I'm still trying to reconcile your claim that the theorem is valid in 2+1 dimensions with John Baez' claim that it is only valid in 4 (and higher) dimensions. Are you saying that there is a general theorem that doesn't assume Lorentz invariance, which is valid in 4 or more dimensions, and then a specialization that does assume Lorentz invariance, which is valid in any number of dimensions?

7. stevendaryl says:

I'm still trying to reconcile your claim that the theorem is valid in 2+1 dimensions with John Baez' claim that it is only valid in 4 (and higher) dimensions. Are you saying that there is a general theorem that doesn't assume Lorentz invariance, which is valid in 4 or more dimensions, and then a specialization that does assume Lorentz invariance, which is valid in any number of dimensions?

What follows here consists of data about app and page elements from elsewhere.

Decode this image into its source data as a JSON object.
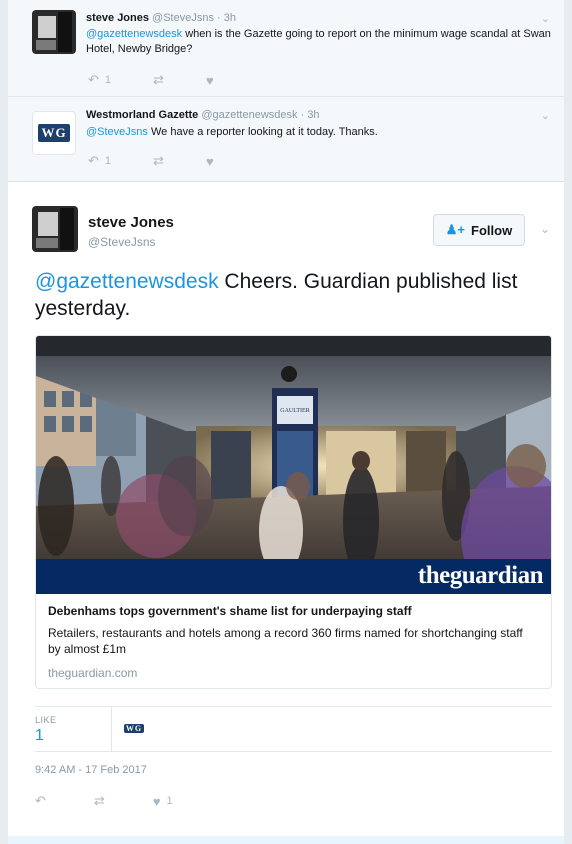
{
  "replies": [
    {
      "name": "steve Jones",
      "handle": "@SteveJsns",
      "time": "3h",
      "mention": "@gazettenewsdesk",
      "text": " when is the Gazette going to report on the minimum wage scandal at Swan Hotel, Newby Bridge?",
      "reply_count": "1",
      "avatar_icon": "steve-jones-avatar"
    },
    {
      "name": "Westmorland Gazette",
      "handle": "@gazettenewsdesk",
      "time": "3h",
      "mention": "@SteveJsns",
      "text": " We have a reporter looking at it today. Thanks.",
      "reply_count": "1",
      "logo_text": "WG",
      "avatar_icon": "westmorland-gazette-logo"
    }
  ],
  "main_tweet": {
    "name": "steve Jones",
    "handle": "@SteveJsns",
    "follow_label": "Follow",
    "mention": "@gazettenewsdesk",
    "text": " Cheers.  Guardian published list yesterday.",
    "card": {
      "brand": "theguardian",
      "title": "Debenhams tops government's shame list for underpaying staff",
      "description": "Retailers, restaurants and hotels among a record 360 firms named for shortchanging staff by almost £1m",
      "domain": "theguardian.com",
      "storefront_sign": "GAULTIER"
    },
    "like_label": "LIKE",
    "like_count": "1",
    "liker_logo": "WG",
    "timestamp": "9:42 AM - 17 Feb 2017",
    "heart_count": "1"
  },
  "colors": {
    "accent": "#1b95e0",
    "guardian_blue": "#052962",
    "muted": "#8899a6",
    "background": "#e6ecf0"
  },
  "icons": {
    "reply": "reply-icon",
    "retweet": "retweet-icon",
    "like": "heart-icon",
    "more": "chevron-down-icon",
    "follow": "add-user-icon"
  }
}
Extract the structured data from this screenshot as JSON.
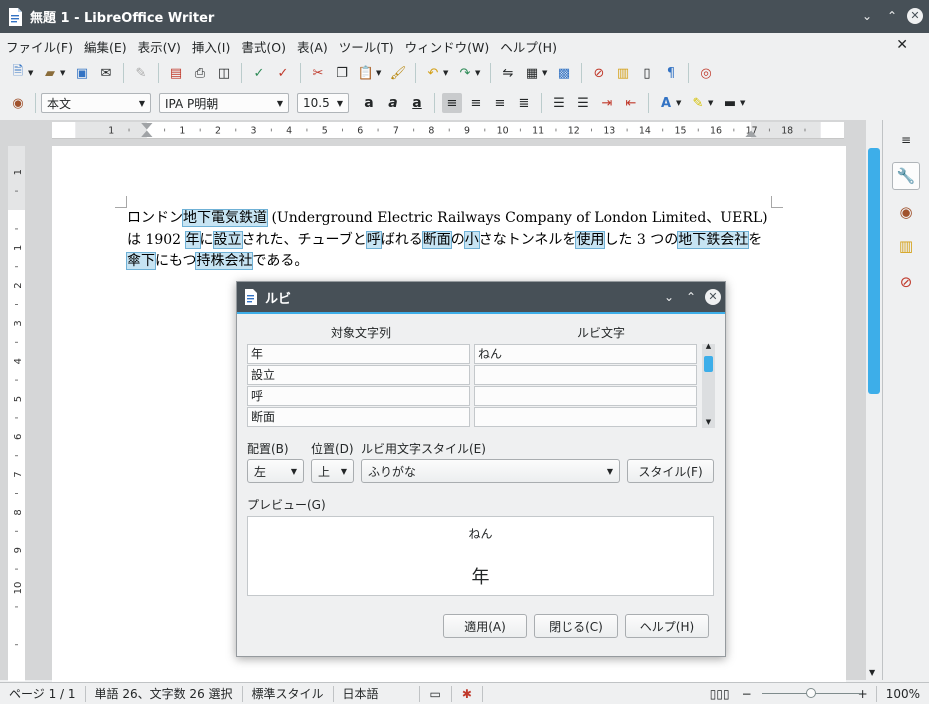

Or are you saying that Baez is just wrong about the loophole in 2+1 dimensions?

8. stevendaryl says:

Or are you saying that Baez is just wrong about the loophole in 2+1 dimensions?

The argument I heard, which I didn't really understand, is that if you consider paths in configuration space, the path where two identical particles exchange places is continuously deformable to a path were one of the particles rotates through 360 degrees and nothing else happens. So somehow there must be a relationship between particle exchange and rotations. But the deformation requires at least 3 dimensions, so there is a 2-D loophole. Something like that.